  11. Serah B. says:

    I have a strong opinions about what works for my family, but my strong opinion about what you should do is that you should absolutely do what works for your family. You are educated, well-read, conscientious and intuitive. You'll do exactly the right thing.For what it's worth: I talked to my Pediatrician at Johns Hopkins extensively about co-sleeping, because at that time Baltimore had a huge public service campaign encouraging parents not to co-sleep and it scared the sh*t out of me. (It was like– ABCs of babies: Babies should sleep Alone on their Backs in a Crib or they will IMMEDIATELY DIE!!! This was on the sides of buses and on billboards EVERYWHERE). Anyhow, she was clear that SIDS does not seem to be related to co-sleeping, and that suffocation deaths (as distinct from SIDS) related to co-sleeping almost 100% of the time involve unsafe sleeping conditions (drugs/alcohol, sleeping with a babysitter on a couch, etc). The cause of SIDS is unknown, and is not the same as suffocation deaths where the cause IS known: too many blankets, drunk parents, etc.
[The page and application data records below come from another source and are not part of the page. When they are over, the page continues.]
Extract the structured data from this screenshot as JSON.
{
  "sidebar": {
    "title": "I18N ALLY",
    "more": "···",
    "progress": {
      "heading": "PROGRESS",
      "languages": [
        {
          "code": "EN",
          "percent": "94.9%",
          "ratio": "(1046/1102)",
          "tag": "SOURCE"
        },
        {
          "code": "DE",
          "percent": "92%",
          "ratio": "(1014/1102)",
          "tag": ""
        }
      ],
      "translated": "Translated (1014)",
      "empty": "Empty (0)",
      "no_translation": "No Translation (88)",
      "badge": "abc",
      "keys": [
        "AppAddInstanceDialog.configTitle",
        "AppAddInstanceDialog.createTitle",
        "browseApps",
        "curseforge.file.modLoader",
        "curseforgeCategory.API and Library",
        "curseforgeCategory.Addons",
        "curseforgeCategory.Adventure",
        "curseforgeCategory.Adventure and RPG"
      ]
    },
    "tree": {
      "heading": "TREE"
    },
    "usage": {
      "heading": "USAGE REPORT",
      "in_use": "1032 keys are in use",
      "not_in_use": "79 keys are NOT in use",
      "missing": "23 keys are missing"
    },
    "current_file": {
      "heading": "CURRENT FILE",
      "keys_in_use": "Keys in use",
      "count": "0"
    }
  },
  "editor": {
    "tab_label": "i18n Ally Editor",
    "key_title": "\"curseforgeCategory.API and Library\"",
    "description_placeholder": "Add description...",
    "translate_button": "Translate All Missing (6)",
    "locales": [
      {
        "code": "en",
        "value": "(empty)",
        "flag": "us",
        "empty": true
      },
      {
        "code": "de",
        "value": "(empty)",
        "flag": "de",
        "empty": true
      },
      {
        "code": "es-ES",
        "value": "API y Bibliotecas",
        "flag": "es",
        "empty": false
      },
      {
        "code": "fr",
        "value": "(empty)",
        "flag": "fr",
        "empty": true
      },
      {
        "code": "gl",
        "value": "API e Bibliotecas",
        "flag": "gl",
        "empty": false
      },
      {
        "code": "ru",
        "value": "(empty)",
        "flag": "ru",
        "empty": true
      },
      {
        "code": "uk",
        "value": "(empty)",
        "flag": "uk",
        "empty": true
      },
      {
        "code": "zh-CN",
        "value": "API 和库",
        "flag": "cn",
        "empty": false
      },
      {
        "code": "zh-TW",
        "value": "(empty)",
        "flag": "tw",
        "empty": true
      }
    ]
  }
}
Both types of infant deaths seem to get lumped together in popular parenting articles. Her advice was to avoid popular parenting articles since they latch onto fads and misrepresent research. Since Baltimore is the heroin capital of the US, it made sense to have this type of marketing campaign, but for non-crack-smoking parents, co-sleeping can be a safe option.

Leave a Reply

Fill in your details below or click an icon to log in:

WordPress.com Logo

You are commenting using your WordPress.com account. Log Out /  Change )

Google+ photo

You are commenting using your Google+ account. Log Out /  Change )

Twitter picture

You are commenting using your Twitter account. Log Out /  Change )

Facebook photo

You are commenting using your Facebook account. Log Out /  Change )


Connecting to %s